Additional mandatory costs
There are none.
Tuition fees and costs associated with accommodation, travel (including car parking charges), and normal living are a part of university life.
Where a course has additional mandatory expenses we make every effort to highlight them. These may include residential visits, field trips, materials (e.g. art, design, engineering) inoculations, security checks, computer equipment, uniforms, professional memberships etc.
We aim to provide students with the learning materials needed to support their studies. Our libraries are a valuable resource with an extensive collection of books and journals as well as first-class facilities and IT equipment. Computer suites and free wifi is also available on each of the campuses.

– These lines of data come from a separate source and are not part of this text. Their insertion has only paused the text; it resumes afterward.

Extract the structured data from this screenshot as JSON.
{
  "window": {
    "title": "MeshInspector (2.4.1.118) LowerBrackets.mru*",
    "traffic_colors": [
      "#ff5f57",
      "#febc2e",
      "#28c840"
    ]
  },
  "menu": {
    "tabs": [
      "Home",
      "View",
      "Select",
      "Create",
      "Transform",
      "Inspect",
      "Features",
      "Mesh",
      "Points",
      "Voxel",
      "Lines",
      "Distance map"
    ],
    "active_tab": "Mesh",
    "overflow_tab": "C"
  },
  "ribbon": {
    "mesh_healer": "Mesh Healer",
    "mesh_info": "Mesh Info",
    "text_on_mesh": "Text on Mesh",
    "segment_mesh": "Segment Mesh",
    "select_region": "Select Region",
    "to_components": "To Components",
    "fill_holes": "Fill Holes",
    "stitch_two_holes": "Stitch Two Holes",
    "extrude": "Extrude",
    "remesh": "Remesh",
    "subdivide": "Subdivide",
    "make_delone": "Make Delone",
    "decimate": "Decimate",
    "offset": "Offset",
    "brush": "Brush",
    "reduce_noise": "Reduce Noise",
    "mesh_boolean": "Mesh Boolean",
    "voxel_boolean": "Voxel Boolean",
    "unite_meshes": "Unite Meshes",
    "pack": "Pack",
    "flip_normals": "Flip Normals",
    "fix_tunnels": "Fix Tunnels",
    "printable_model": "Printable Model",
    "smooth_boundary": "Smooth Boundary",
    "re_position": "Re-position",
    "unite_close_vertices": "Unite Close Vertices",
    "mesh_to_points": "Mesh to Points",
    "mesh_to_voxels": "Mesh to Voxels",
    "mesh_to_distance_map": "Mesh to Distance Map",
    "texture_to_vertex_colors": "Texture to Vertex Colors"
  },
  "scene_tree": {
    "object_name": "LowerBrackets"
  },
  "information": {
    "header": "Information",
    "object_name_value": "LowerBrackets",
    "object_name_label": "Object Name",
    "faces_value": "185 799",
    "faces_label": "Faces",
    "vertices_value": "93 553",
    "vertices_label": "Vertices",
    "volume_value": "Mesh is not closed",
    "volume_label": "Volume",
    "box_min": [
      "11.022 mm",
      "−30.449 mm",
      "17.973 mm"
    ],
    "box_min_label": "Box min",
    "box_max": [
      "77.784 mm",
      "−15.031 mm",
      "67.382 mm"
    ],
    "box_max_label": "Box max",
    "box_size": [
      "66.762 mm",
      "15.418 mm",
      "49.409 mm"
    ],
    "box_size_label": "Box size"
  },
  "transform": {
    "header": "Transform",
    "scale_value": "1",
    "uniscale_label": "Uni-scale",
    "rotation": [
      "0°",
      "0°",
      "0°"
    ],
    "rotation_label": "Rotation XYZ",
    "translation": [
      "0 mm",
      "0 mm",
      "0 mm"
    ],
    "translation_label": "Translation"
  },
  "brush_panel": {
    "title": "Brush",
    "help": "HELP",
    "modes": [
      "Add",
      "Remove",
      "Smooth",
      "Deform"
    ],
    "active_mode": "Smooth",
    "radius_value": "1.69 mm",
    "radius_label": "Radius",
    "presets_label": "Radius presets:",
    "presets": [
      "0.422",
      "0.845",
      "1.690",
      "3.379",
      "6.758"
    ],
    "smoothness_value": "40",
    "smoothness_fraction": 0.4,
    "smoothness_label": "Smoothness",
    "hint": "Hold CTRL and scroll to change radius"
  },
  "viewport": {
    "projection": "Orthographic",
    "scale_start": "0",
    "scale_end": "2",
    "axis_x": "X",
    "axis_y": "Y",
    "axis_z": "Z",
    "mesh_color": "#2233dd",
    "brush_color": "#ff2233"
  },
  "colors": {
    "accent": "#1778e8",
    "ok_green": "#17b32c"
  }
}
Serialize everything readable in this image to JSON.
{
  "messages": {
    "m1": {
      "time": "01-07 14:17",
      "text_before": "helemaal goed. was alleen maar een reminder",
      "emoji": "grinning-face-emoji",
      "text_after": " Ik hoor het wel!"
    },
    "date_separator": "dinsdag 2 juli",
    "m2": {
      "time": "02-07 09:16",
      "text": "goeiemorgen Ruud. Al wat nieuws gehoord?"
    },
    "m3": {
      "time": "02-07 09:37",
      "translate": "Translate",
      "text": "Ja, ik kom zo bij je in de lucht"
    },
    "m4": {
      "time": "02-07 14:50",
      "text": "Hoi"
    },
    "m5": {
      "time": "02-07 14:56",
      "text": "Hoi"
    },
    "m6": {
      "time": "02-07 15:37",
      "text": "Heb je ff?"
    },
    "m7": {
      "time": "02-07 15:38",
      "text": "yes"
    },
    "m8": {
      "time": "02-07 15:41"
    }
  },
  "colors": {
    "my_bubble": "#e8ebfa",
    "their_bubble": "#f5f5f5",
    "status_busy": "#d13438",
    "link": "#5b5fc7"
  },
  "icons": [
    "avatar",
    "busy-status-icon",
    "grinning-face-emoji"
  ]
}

There will be some additional costs to being a student which cannot be itemised and these will be different for each student. You may choose to purchase your own textbooks and course materials or prefer your own computer and software. Printing and binding may also be required. There are additional fees for graduation ceremonies, examination resits and library fines. Additional costs vary from course to course.
Students choosing a period of paid work placement or study abroad as part of their course should be aware that there may be additional travel and living costs as well as tuition fees.
Please contact the course team for more information.
One thing you'll find out quickly about Coleraine and the local area is how great a student life there is, and not just at night (all the local bars and clubs have great student nights). In your first year, you'll probably live in University halls on campus. There's such good craic to be had here! You'll meet your best mates in halls, go on adventures (the local coastline is great for surfing), and meet local and international students alike. Halls are a great way to get to know people from all over.
I’m sure the Course Director will tell you about the course and the low-cost housing in halls so I’ll leave that to him. As for the History department itself, it's very friendly. We had Christmas socials and formals, mixers and acted more like a little family really. There's a great range of modules for all interests, and you can even pick to study modules from other subjects. The staff are easy to get hold of and some of the teaching is in small groups so you don’t feel weird talking in front of others. The best thing about the department is the opportunity to study abroad. You can get to study at a European or American university on either a full year or semester trip. I went to Kent State University in Ohio, one of our 'partner' universities in the USA. It was such great fun and an incredible learning experience - I met friends for life over there. Everyone in History has the chance to go to America and I'd really recommend that you go too!
So don't let the distance, or lack of knowledge about the area put you off studying at the Ulster University. It really is a great place, and the people are so friendly. There are great opportunities to be had by all.